Discogenic pain is often a deep kind of pain because it is an anterior structure and heavily innervated. It is often relieved by lying down and worse with sitting.  It is also known to get sore after a long period of recumbency–like after a nights rest.

Engaging and educating patients about these symptoms can curtail their worries and helps when 3d models are used to explain the avoidance of activities that increase intradiscal pressures.

Dynamic Disc Designs enables the practiotioner to explain the inner workings of the disc. When patients understand flexion load stresses the posterior annulus, they quickly get motivated to maintain their lordosis with bending and lifting. This modification behaviour improves outcomes with spine.

Discogenic pain is for real. We are learning more and more about how the discs are at the core of low back pain.

Patient Education - Cervical Models

Dynamic cervical spine models have been static in the past.

Research demonstrates MRI can show problems like disc bulge and disc herniation even though patients do not have symptoms. Interestingly, there has been a shift in clinical thinking that many MRIs are ordered unnecessarily and can lead to unnecessary surgery.

What we are beginning to learn is that specific MRI imaging may be better at looking at pain generators in the cervical spine.
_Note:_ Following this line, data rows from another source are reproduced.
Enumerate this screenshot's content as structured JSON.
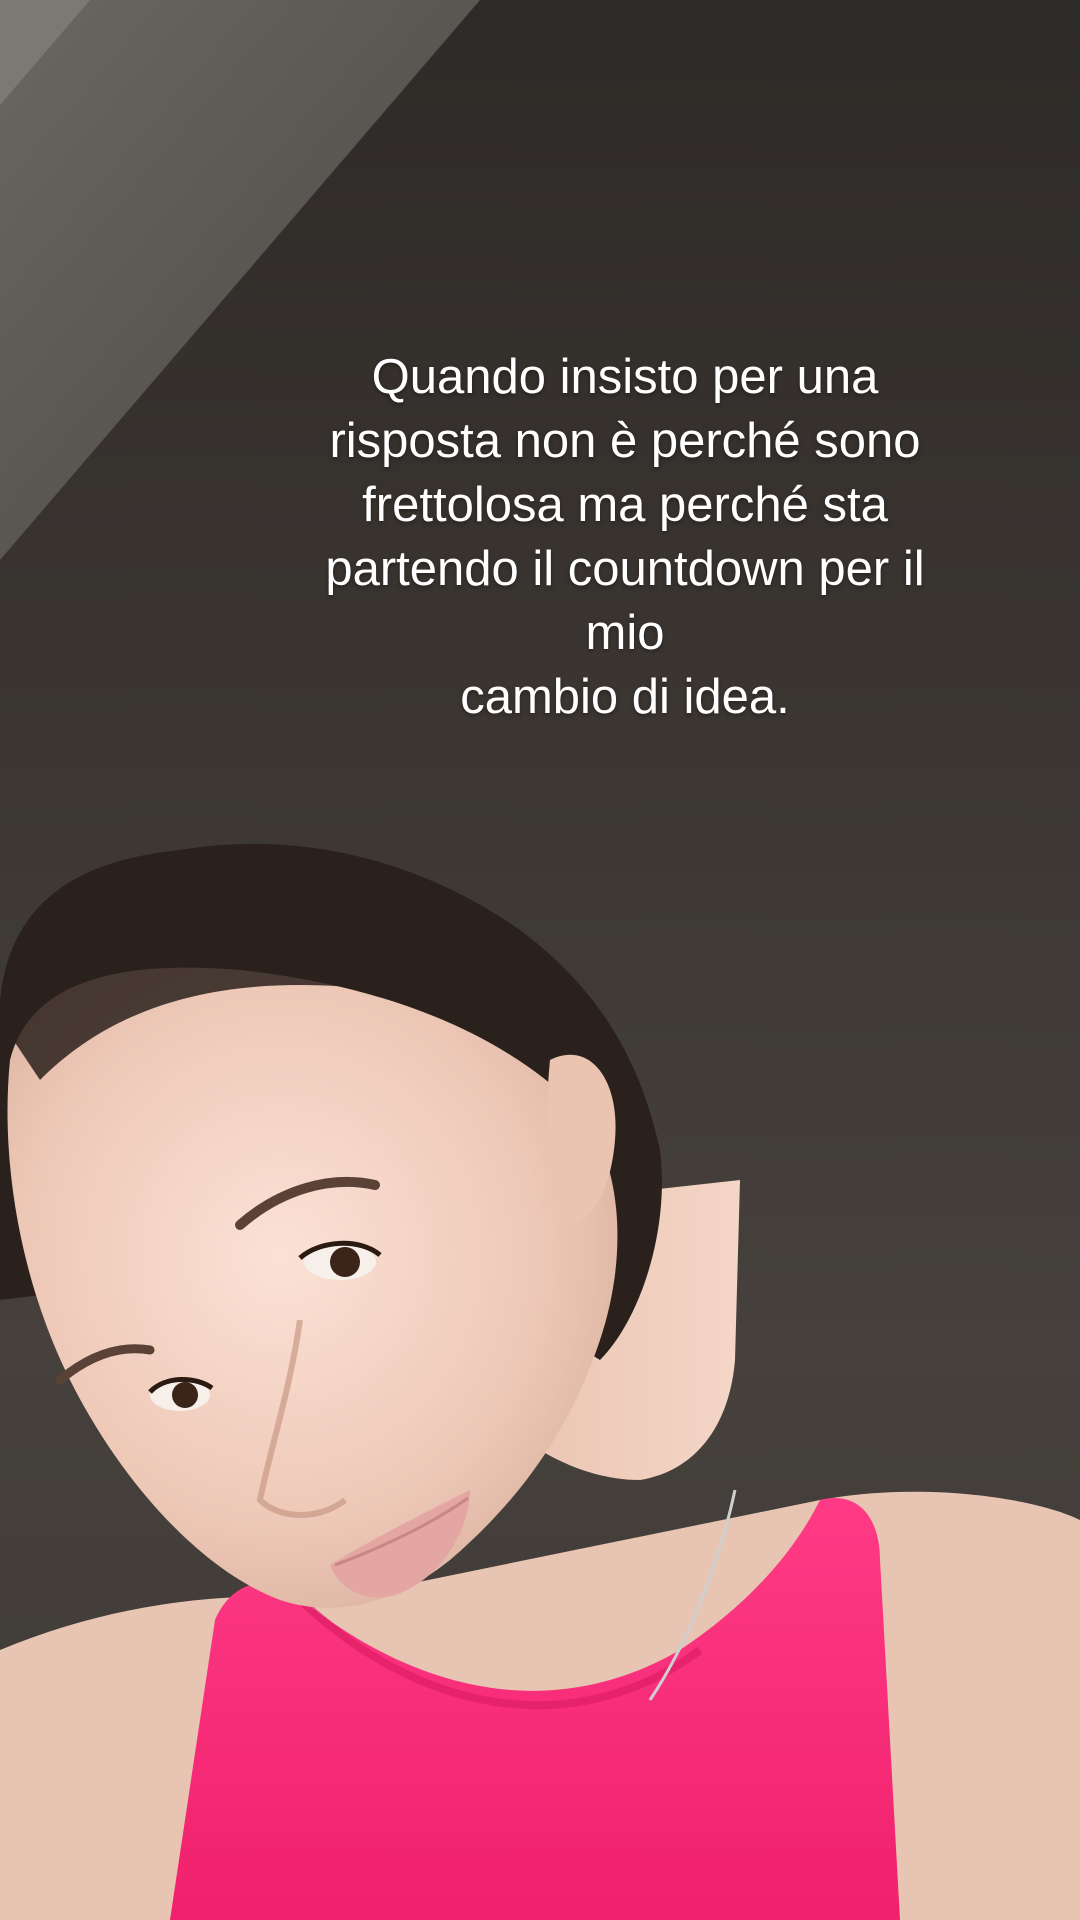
{
  "caption": {
    "lines": [
      "Quando insisto per una",
      "risposta non è perché sono",
      "frettolosa ma perché sta",
      "partendo il countdown per il",
      "mio",
      "cambio di idea."
    ]
  },
  "colors": {
    "wall": "#3b3733",
    "ceiling_light": "#5c5954",
    "top": "#ff2d7a",
    "skin": "#f2d3c4",
    "hair": "#2a211c"
  }
}
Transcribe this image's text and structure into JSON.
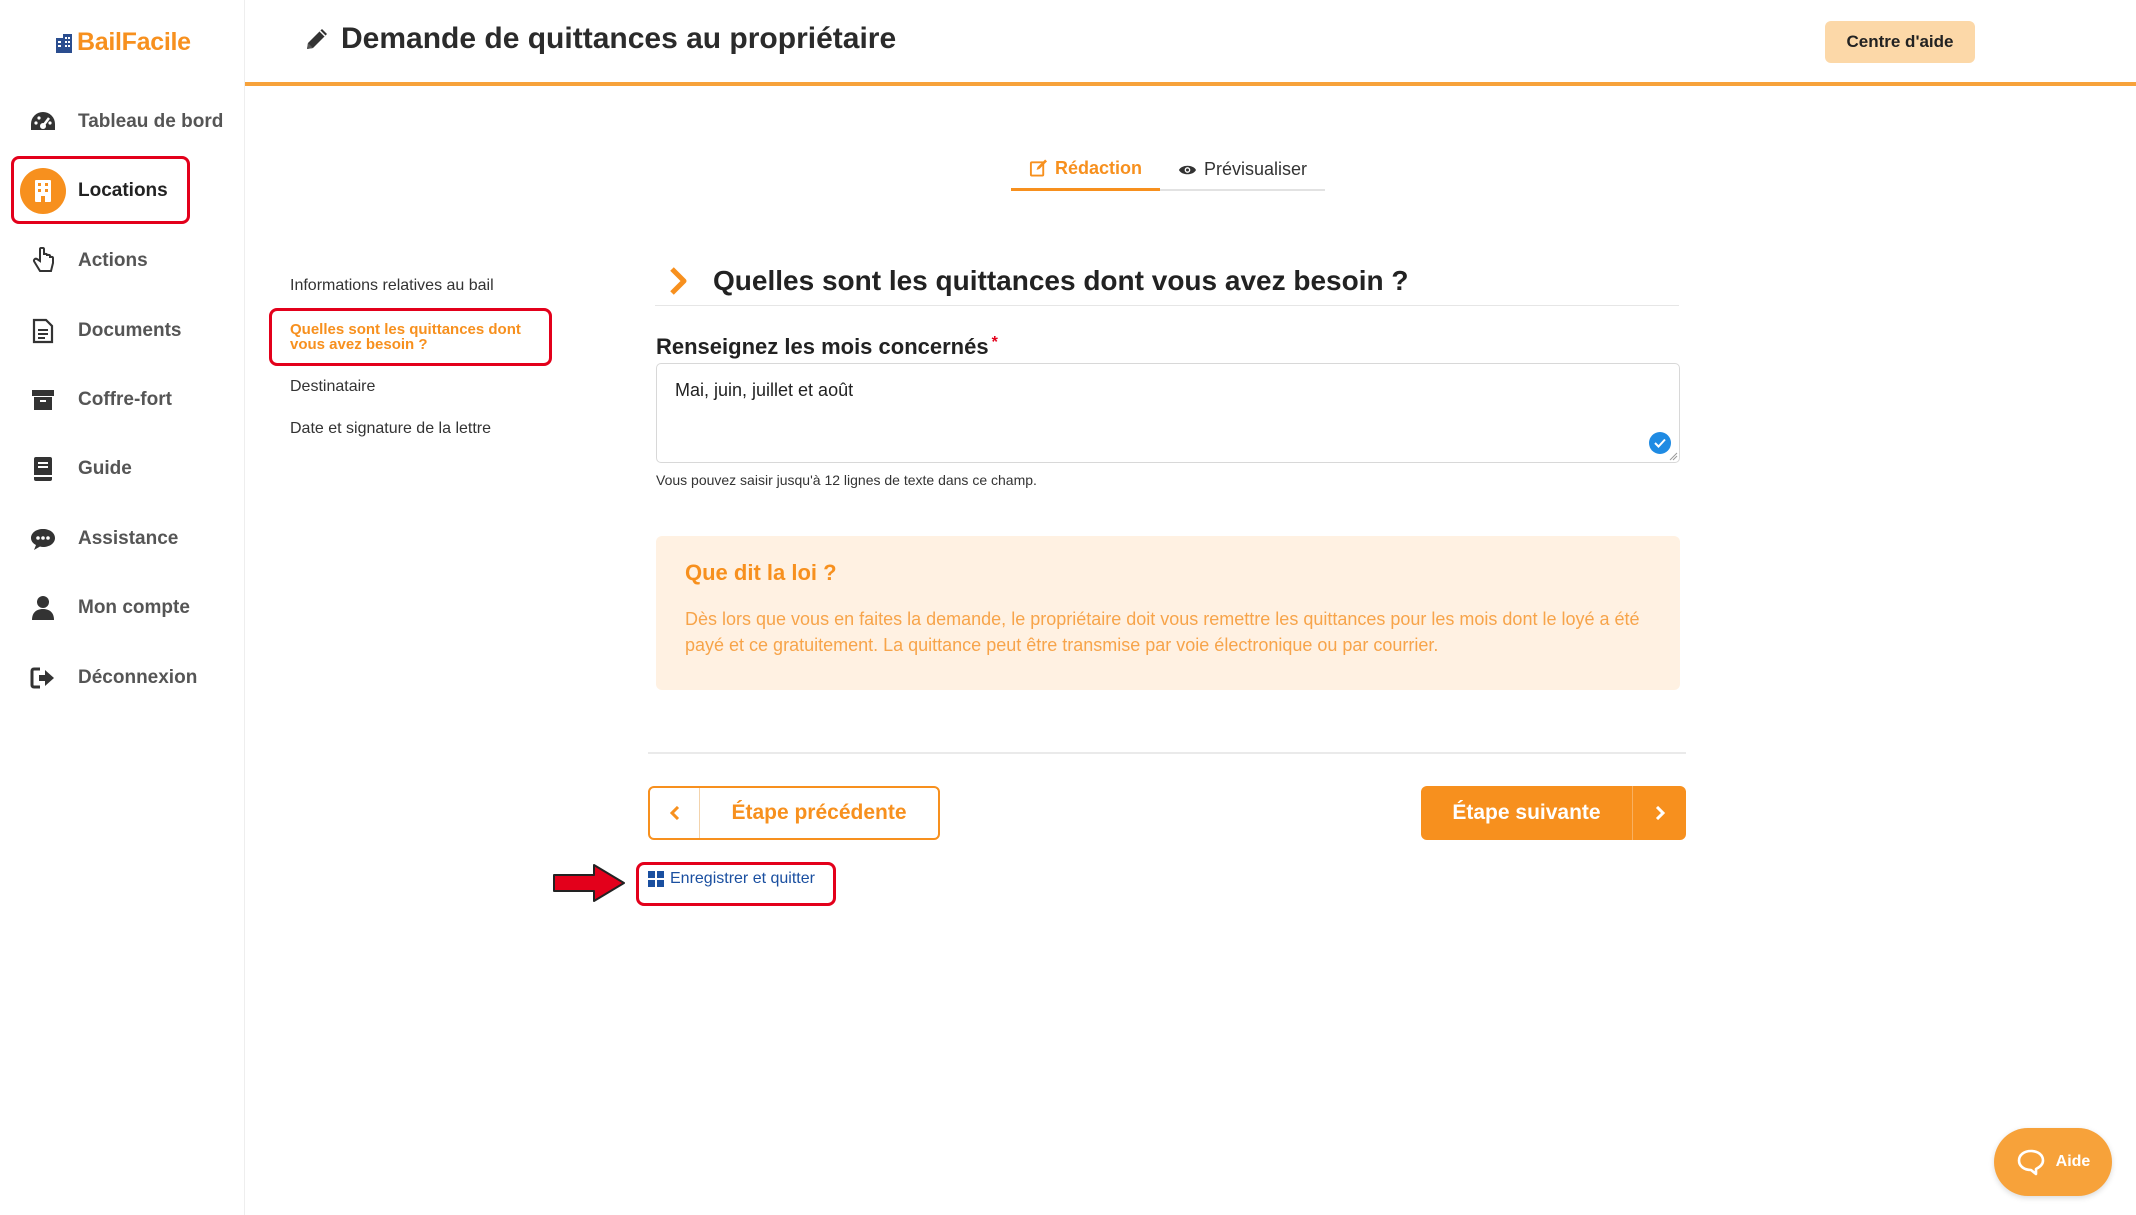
{
  "app": {
    "logo_text": "BailFacile"
  },
  "sidebar": {
    "items": [
      {
        "label": "Tableau de bord",
        "icon": "dashboard-icon"
      },
      {
        "label": "Locations",
        "icon": "building-icon",
        "active": true
      },
      {
        "label": "Actions",
        "icon": "hand-pointer-icon"
      },
      {
        "label": "Documents",
        "icon": "document-icon"
      },
      {
        "label": "Coffre-fort",
        "icon": "archive-box-icon"
      },
      {
        "label": "Guide",
        "icon": "book-icon"
      },
      {
        "label": "Assistance",
        "icon": "chat-bubble-icon"
      },
      {
        "label": "Mon compte",
        "icon": "user-icon"
      },
      {
        "label": "Déconnexion",
        "icon": "logout-icon"
      }
    ]
  },
  "header": {
    "title": "Demande de quittances au propriétaire",
    "help_button": "Centre d'aide"
  },
  "tabs": [
    {
      "label": "Rédaction",
      "icon": "edit-icon",
      "active": true
    },
    {
      "label": "Prévisualiser",
      "icon": "eye-icon",
      "active": false
    }
  ],
  "steps": [
    {
      "label": "Informations relatives au bail"
    },
    {
      "label": "Quelles sont les quittances dont vous avez besoin ?",
      "active": true
    },
    {
      "label": "Destinataire"
    },
    {
      "label": "Date et signature de la lettre"
    }
  ],
  "section": {
    "title": "Quelles sont les quittances dont vous avez besoin ?",
    "field_label": "Renseignez les mois concernés",
    "required_mark": "*",
    "field_value": "Mai, juin, juillet et août",
    "field_hint": "Vous pouvez saisir jusqu'à 12 lignes de texte dans ce champ."
  },
  "law": {
    "title": "Que dit la loi ?",
    "text": "Dès lors que vous en faites la demande, le propriétaire doit vous remettre les quittances pour les mois dont le loyé a été payé et ce gratuitement. La quittance peut être transmise par voie électronique ou par courrier."
  },
  "nav_buttons": {
    "prev": "Étape précédente",
    "next": "Étape suivante",
    "save_quit": "Enregistrer et quitter"
  },
  "chat": {
    "label": "Aide"
  },
  "colors": {
    "accent": "#f7901e",
    "highlight_box": "#e3001b",
    "link": "#1a4fa0",
    "law_bg": "#fff1e2"
  }
}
In a recent publication in the Journal of Orthopedic Science, these researchers looked at T2 mapping as a way to indicate whether the discs are symptomatic or not.

This has always been the problem with MRI imaging. Most pain generators are dynamic in nature. That is, most of a patient’s pain comes with moving in certain direction or moving in a certain direction for an extended period of time. To date, the only way we were to determine whether the interevertebral disc is painful, is use of the gold standard discogram.

This is an invasive procedure that pokes the disc, with a needle, and over inflates it, like a tire, to see how much pain can be generated in the patient. The problem with this procedure is that if you poke a disc it begins to degenerate. Researchers use this model to study degeneration.

T2 mapping MRI is non-invasive–at least we have no evidence, yet, to suggest it is. And T2 mapping is also suggestive that it is looking at the water content of the intervertebral discs.

The future of understanding pain generators of the spine will be a the careful analysis of disc height loss, water content of the nucleus pulposus, and dynamic MRI imaging.

An accurate and dynamic cervical spine model can help explain load related pain generators like disc bulging and disc herniation. Treatments targeting the restoration of disc heights and the lordotic curve will lead the way in decades to come. Dynamic Disc Designs produces models to encourage research and education.